=== Task details ===
Output, exactly as written, the lines below starting at the line containing "Convert this screenshot" and ending at the line containing "What's the underlying". Drop the pictures and keep both end lines.

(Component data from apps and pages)
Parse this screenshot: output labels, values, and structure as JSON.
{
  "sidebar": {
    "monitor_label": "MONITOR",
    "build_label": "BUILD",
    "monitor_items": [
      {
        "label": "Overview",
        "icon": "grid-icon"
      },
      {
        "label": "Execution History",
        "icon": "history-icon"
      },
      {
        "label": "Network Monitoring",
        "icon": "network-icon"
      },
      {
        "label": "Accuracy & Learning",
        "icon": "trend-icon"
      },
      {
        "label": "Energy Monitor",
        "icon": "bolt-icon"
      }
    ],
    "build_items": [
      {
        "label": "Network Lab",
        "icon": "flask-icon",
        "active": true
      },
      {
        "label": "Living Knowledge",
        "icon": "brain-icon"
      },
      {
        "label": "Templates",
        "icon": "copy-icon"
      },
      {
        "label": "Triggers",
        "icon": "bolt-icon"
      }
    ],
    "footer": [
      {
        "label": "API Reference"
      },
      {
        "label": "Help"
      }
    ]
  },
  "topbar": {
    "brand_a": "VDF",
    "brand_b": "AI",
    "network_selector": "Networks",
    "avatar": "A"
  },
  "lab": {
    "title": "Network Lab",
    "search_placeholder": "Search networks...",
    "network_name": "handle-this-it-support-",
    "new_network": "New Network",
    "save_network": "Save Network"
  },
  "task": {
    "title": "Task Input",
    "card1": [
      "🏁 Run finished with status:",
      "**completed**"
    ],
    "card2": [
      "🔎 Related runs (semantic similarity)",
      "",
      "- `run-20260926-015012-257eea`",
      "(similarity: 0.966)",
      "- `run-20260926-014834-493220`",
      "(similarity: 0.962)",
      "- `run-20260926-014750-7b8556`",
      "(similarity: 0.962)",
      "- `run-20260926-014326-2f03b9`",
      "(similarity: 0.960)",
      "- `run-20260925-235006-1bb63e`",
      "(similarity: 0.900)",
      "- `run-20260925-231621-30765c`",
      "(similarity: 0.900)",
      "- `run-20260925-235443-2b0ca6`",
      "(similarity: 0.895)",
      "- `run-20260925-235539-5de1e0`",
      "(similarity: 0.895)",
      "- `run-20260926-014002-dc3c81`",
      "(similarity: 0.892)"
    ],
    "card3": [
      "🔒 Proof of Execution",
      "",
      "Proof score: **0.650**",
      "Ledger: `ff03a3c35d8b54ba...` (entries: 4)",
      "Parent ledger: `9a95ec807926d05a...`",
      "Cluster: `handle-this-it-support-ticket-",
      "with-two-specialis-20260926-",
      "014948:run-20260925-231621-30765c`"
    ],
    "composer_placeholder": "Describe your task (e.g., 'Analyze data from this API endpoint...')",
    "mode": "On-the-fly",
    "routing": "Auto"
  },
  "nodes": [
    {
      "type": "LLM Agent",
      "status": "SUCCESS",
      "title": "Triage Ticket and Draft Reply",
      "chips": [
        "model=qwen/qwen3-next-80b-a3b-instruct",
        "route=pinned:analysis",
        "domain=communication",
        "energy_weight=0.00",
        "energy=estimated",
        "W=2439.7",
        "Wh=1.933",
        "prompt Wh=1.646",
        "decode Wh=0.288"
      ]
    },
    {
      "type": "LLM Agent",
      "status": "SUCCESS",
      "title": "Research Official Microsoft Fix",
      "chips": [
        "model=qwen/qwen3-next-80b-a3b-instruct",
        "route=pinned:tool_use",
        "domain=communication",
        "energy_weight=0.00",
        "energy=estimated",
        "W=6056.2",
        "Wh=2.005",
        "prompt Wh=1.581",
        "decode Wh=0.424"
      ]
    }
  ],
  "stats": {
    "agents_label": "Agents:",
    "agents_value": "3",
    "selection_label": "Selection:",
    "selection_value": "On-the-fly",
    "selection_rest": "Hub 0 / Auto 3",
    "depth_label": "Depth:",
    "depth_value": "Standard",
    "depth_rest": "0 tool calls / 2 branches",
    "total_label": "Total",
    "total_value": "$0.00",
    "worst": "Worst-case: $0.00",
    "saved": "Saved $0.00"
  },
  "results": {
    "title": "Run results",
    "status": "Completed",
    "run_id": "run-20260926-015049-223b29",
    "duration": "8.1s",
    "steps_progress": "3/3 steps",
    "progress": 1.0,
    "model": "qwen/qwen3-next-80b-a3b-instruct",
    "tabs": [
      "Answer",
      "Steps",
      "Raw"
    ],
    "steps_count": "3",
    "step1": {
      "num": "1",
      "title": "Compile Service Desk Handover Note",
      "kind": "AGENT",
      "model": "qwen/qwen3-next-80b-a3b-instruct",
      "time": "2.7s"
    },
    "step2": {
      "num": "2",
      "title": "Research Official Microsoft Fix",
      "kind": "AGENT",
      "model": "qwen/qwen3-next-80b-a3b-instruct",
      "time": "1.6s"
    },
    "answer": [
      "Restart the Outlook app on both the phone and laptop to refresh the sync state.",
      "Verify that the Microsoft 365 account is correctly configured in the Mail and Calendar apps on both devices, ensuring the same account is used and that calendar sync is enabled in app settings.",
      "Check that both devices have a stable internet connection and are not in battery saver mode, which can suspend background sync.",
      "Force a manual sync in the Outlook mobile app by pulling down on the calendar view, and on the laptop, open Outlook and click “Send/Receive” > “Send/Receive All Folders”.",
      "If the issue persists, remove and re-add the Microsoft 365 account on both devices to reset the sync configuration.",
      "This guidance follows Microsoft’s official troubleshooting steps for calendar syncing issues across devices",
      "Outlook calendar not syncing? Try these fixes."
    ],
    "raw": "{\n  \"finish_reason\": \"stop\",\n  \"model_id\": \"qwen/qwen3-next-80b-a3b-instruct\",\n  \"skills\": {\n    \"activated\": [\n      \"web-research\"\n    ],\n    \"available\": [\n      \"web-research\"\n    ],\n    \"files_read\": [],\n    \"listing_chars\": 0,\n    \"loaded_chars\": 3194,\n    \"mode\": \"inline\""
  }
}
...
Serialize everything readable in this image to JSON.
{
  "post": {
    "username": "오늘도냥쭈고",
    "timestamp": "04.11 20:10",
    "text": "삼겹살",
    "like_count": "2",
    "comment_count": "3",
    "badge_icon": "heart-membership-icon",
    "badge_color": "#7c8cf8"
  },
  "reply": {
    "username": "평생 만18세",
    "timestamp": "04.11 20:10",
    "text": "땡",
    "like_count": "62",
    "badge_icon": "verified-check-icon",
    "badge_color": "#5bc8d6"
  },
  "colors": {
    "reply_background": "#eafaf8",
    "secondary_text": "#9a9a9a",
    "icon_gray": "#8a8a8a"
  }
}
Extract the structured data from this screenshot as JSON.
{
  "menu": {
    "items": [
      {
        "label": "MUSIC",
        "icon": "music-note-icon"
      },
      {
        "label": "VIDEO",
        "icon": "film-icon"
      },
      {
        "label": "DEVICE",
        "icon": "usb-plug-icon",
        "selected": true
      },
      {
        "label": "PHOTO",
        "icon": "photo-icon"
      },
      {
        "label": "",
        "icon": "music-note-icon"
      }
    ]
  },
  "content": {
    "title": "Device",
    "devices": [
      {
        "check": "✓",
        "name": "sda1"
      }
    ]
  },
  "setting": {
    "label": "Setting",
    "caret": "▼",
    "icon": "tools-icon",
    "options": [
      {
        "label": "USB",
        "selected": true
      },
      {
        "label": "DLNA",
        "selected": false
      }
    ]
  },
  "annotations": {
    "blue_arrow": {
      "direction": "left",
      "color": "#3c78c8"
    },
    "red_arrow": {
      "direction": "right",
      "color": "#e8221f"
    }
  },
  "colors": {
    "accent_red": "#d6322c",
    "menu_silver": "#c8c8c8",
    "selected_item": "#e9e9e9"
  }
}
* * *
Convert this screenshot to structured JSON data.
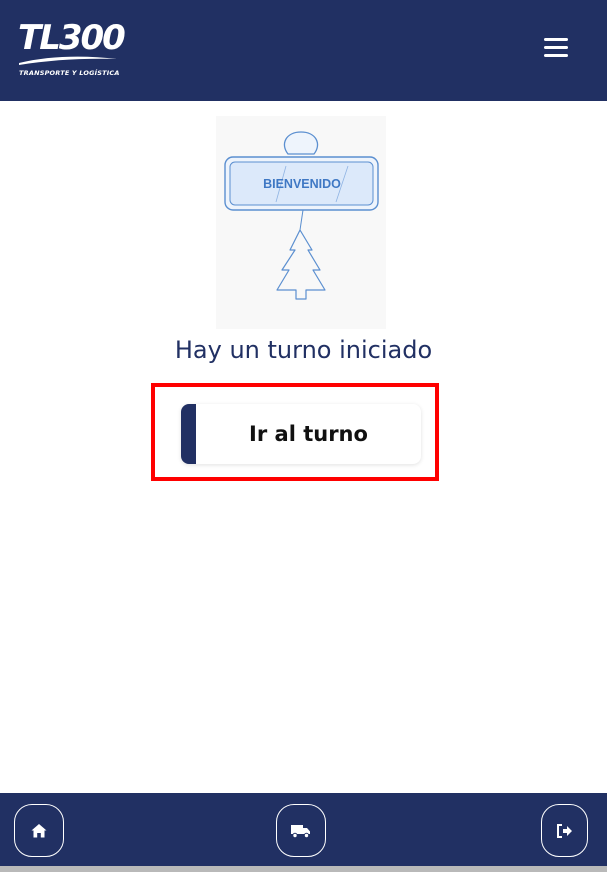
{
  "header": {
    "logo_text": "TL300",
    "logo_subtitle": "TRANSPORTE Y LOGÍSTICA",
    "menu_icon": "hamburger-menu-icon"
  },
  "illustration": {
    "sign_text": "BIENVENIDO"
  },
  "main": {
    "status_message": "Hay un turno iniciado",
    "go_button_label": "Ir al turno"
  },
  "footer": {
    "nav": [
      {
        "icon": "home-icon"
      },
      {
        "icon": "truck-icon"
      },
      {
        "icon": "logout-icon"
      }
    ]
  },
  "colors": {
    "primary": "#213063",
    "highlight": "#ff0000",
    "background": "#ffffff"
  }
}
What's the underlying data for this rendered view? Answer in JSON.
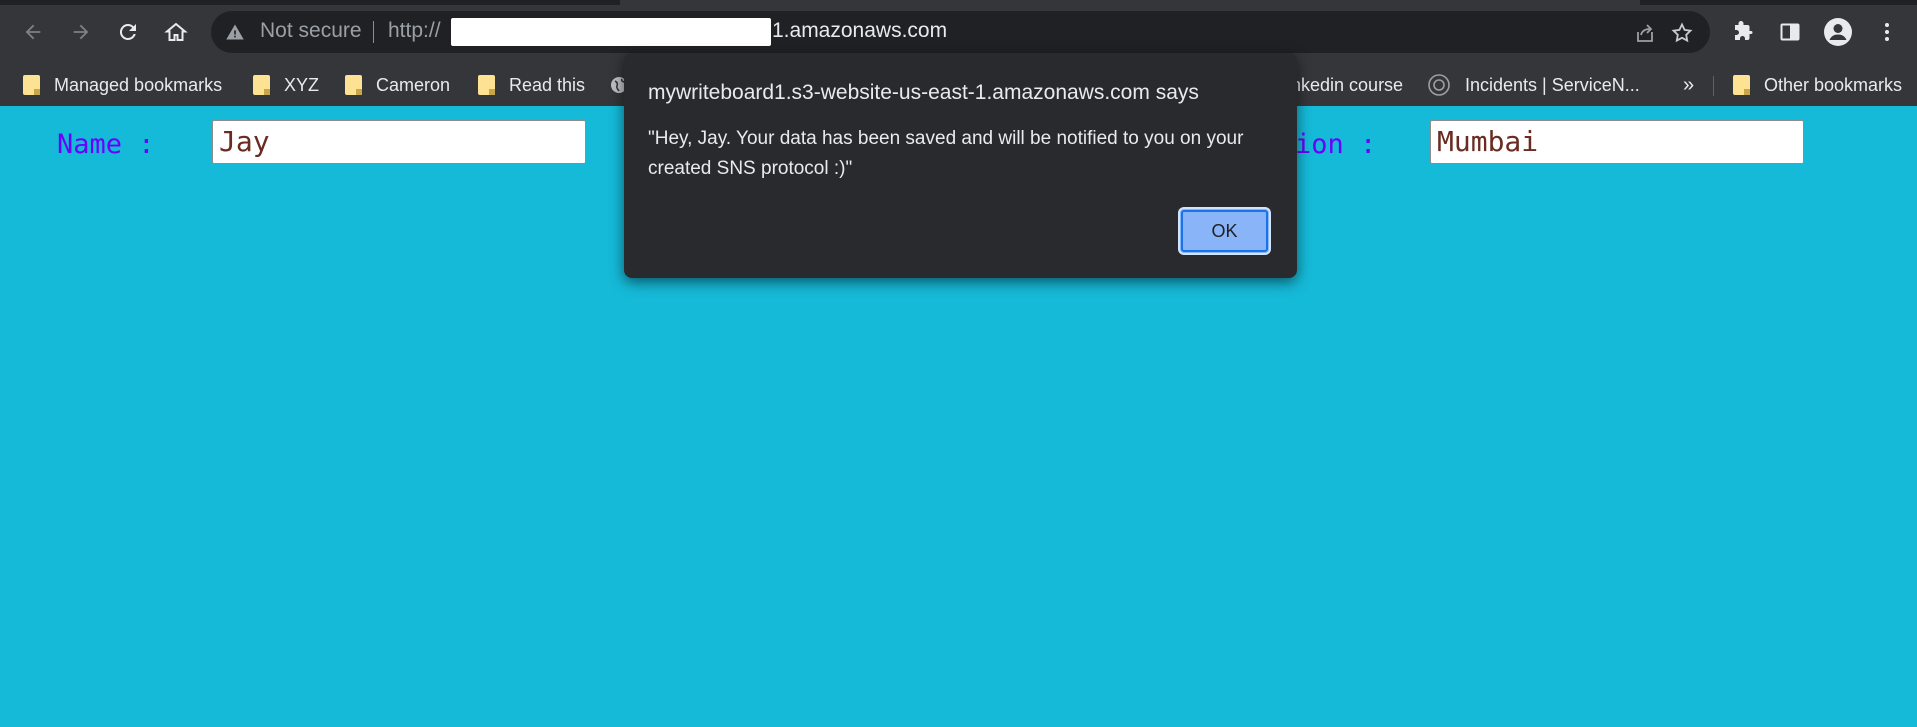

=== Completed exercise ===
Convert this screenshot to structured JSON data.
{
  "header": {
    "logo_text": "TL300",
    "logo_subtitle": "TRANSPORTE Y LOGÍSTICA",
    "menu_icon": "hamburger-menu-icon"
  },
  "illustration": {
    "sign_text": "BIENVENIDO"
  },
  "main": {
    "status_message": "Hay un turno iniciado",
    "go_button_label": "Ir al turno"
  },
  "footer": {
    "nav": [
      {
        "icon": "home-icon"
      },
      {
        "icon": "truck-icon"
      },
      {
        "icon": "logout-icon"
      }
    ]
  },
  "colors": {
    "primary": "#213063",
    "highlight": "#ff0000",
    "background": "#ffffff"
  }
}
What's the underlying data for this rendered view? Answer in JSON.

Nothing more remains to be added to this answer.